Clinical Support Manager at AACE
If a fallen person experiences a ‘long lie’ (on the floor for over an hour) they will most likely come to harm, incurring tissue damage and or rhabdomyolysis. The resulting deconditioning means that when the ambulance does turn up, the fallen person needs to be admitted to hospital – when they wouldn’t have otherwise.
But with the right system in place, this is entirely avoidable.
3. There needs to be a system-wide approach to falls
The overwhelming message from the webinar was the importance of managing falls with a system-wide approach. Whether a fallen person is lifted up by the UCR team, local pendant alarm service or domiciliary care agency, the priority should be to get these fallen people off the floor. Then by offering wraparound clinical support – the ‘hospital at home’ approach – that person can remain in their own home.
To maximise the success of UCR Teams, it is very important that they have access to the 999 and 111 call stacks so they can pull off people who would otherwise wait a long time for an ambulance. Dorset UCRT achieved this by basing themselves at the 111 hub in Bournemouth. From there, they were able to directly pull off the call stack the people who they could help. Then by going to the person and providing a holistic assessment of their needs, they could prevent further falls or deterioration, and coordinate any needed community care.
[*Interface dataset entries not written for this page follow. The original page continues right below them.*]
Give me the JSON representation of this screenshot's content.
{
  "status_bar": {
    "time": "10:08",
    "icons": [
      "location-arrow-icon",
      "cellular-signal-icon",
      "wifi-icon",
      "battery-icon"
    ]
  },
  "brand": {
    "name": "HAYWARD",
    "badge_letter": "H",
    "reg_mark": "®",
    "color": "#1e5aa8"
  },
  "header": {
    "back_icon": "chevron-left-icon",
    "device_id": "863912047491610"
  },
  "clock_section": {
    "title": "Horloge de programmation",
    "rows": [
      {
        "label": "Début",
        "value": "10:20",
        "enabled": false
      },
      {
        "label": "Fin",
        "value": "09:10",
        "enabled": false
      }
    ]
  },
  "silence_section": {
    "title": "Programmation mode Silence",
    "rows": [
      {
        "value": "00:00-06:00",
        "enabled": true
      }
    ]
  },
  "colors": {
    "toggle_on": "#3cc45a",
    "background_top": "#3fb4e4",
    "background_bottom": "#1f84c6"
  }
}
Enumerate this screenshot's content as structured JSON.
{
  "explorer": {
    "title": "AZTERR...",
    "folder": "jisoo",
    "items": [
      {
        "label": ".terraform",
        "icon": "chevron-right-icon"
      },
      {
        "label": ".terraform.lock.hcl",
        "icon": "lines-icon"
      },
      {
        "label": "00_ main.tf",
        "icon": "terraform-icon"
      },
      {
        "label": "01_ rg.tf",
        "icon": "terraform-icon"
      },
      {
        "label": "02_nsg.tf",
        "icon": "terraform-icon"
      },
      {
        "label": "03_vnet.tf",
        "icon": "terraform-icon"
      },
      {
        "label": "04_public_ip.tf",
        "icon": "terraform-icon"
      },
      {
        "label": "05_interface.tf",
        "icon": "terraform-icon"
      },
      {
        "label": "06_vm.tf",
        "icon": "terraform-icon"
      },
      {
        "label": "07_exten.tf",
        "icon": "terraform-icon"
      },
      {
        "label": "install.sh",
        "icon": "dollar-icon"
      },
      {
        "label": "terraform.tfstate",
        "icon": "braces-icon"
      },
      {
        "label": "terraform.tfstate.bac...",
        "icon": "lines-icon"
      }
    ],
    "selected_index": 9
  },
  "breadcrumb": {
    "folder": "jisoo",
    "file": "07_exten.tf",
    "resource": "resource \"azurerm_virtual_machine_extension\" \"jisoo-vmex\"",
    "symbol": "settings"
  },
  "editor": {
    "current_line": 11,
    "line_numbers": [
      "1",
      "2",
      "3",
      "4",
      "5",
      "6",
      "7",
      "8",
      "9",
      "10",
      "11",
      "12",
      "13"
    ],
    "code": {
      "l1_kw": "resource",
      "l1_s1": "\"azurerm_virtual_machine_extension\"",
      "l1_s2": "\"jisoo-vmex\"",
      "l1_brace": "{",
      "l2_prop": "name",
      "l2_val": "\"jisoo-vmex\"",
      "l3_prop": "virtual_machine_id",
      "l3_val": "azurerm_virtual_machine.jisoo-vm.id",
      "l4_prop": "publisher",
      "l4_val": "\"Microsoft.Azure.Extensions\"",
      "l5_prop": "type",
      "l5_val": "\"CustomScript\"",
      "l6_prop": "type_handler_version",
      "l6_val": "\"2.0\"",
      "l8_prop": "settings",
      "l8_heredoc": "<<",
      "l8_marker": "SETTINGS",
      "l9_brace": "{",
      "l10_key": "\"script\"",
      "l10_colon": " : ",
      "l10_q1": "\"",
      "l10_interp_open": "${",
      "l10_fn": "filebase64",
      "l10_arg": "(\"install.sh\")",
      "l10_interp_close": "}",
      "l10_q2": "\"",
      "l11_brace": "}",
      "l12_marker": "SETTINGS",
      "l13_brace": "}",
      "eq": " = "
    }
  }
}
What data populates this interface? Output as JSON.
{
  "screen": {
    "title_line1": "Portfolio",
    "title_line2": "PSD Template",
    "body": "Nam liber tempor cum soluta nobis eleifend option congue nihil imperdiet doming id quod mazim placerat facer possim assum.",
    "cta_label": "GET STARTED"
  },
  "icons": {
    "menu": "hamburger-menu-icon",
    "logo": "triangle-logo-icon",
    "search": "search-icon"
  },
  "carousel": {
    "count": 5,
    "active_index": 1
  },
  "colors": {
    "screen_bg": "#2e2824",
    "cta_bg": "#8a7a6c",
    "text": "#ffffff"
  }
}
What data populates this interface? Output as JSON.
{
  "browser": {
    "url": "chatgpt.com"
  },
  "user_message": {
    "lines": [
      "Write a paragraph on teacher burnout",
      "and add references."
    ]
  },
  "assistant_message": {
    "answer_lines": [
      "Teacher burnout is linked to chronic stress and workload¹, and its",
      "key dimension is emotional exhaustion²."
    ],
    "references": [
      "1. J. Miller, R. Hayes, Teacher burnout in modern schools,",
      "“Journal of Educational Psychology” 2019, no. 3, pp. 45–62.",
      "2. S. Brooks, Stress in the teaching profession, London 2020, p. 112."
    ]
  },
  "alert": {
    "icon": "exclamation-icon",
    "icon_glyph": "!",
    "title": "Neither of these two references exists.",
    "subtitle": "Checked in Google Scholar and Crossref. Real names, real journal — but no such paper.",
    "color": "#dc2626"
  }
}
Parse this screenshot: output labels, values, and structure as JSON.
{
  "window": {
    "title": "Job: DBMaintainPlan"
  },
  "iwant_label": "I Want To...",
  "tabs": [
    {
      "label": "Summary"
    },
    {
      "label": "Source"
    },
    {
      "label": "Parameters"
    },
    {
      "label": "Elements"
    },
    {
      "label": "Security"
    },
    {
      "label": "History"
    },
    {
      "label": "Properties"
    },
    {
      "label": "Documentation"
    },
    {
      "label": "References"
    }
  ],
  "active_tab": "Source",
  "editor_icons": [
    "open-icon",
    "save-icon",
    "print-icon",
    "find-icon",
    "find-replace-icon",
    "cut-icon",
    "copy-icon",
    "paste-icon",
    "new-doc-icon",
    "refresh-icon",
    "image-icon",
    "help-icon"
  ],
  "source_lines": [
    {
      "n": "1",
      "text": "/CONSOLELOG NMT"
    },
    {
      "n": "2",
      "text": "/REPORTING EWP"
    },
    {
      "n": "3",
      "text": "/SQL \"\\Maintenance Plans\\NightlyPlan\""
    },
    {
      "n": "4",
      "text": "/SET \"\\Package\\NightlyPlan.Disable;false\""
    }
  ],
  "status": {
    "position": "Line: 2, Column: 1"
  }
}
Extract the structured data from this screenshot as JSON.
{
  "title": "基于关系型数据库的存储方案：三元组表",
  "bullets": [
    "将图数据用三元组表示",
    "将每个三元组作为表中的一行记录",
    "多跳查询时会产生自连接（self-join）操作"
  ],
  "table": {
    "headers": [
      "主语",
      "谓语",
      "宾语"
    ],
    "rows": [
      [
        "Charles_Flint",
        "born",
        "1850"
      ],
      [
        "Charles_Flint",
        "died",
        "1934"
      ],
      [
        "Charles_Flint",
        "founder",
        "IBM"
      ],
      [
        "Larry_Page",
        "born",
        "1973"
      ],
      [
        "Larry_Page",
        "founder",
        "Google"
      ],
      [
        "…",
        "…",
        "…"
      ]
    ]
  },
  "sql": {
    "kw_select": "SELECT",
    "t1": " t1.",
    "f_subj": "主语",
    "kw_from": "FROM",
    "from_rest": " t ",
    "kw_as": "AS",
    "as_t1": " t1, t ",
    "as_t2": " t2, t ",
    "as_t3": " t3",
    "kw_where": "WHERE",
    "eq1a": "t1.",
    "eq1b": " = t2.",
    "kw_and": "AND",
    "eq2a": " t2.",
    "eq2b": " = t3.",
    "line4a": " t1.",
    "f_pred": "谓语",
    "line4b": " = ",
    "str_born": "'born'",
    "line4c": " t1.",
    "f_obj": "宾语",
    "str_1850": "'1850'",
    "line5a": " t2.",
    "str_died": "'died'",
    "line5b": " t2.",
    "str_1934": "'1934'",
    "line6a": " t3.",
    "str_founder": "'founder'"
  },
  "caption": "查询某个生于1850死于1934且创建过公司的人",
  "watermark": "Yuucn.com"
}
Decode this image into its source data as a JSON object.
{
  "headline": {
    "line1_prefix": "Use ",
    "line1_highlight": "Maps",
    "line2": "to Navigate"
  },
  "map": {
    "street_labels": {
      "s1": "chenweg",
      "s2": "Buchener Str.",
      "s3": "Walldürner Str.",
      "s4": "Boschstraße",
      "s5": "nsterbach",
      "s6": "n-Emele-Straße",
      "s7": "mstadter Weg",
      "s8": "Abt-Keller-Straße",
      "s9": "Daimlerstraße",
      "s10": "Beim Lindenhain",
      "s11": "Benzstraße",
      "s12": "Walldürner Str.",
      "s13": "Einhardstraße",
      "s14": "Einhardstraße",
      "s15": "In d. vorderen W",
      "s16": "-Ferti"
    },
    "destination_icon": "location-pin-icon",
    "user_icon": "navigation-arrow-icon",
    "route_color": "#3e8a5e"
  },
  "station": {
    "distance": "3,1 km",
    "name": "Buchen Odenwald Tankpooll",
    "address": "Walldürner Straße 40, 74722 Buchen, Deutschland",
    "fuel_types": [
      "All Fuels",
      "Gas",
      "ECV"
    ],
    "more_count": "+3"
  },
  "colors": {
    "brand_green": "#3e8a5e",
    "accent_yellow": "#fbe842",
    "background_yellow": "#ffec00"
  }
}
“Since the 8th of November we’ve based ourselves in the 111 hub, and that’s where it’s made a huge difference – getting those patients that are currently not in our system.”
Service Lead at Dorset UCR
4. Blanket no-lift policies are unacceptable
The presence of UCR teams definitely doesn’t take away the need for care homes to be able to lift their fallen residents.
“As Yorkshire Ambulance Service have stated in their governance framework: It is quite unacceptable to call an emergency ambulance just to lift someone up from the floor”
Clinical Support Manager at AACE
Blanket no-lift policies are unacceptable. Ambulance services have done a lot of work to try and get that message across to care organisations. In some cases, the ambulance service have trained, educated and supported care home staff on the need to have and operate their own lifting equipment. Simply put, care homes have a duty of care to their residents to be able to lift them up from the floor, rather than just relying on the ambulance service.
5. Anyone can get someone off the floor with the right equipment, skills and training
A fall can seem very complex and may feel like it requires a highly trained and experienced medical professional to lift them. However, it doesn’t need a paramedic. By using a falls algorithm to first check that the person is safe to lift, then using a lifting chair – as per the guidance on the NHS letter – you can get a fallen person up quickly and safely in a matter of minutes.
As Grant demonstrated in the webinar, The Raizer Lifting Chair helps you do just this – and with just one responder. (You can jump to 35.54 in the recording to watch Grant’s demo).
What is the Raizer?
The Raizer is a motorised lifting chair that assembles around a fallen person and lifts them up to a seated or perching position. It is easy to assemble and use for the caregiver, and it is safe, smooth and very reassuring for the fallen person.
As these 5 key insights show, by accelerating their coverage and capacity to deal with falls, UCR teams can make a real difference in reducing ambulance callouts. Add to that the clinical and system benefits of the ‘hospital at home’ approach, and the benefits are clear to see!
Reuben joined the Felgains team in August 2019, bringing with him passion and experience in marketing and design – from a rather different sector. His focus is now on improving each and every touchpoint of our customer experience and building a vast following of raving fans! He loves road cycling, and also happens to have rather a weakness for food – he’s a bona fide chocoholic!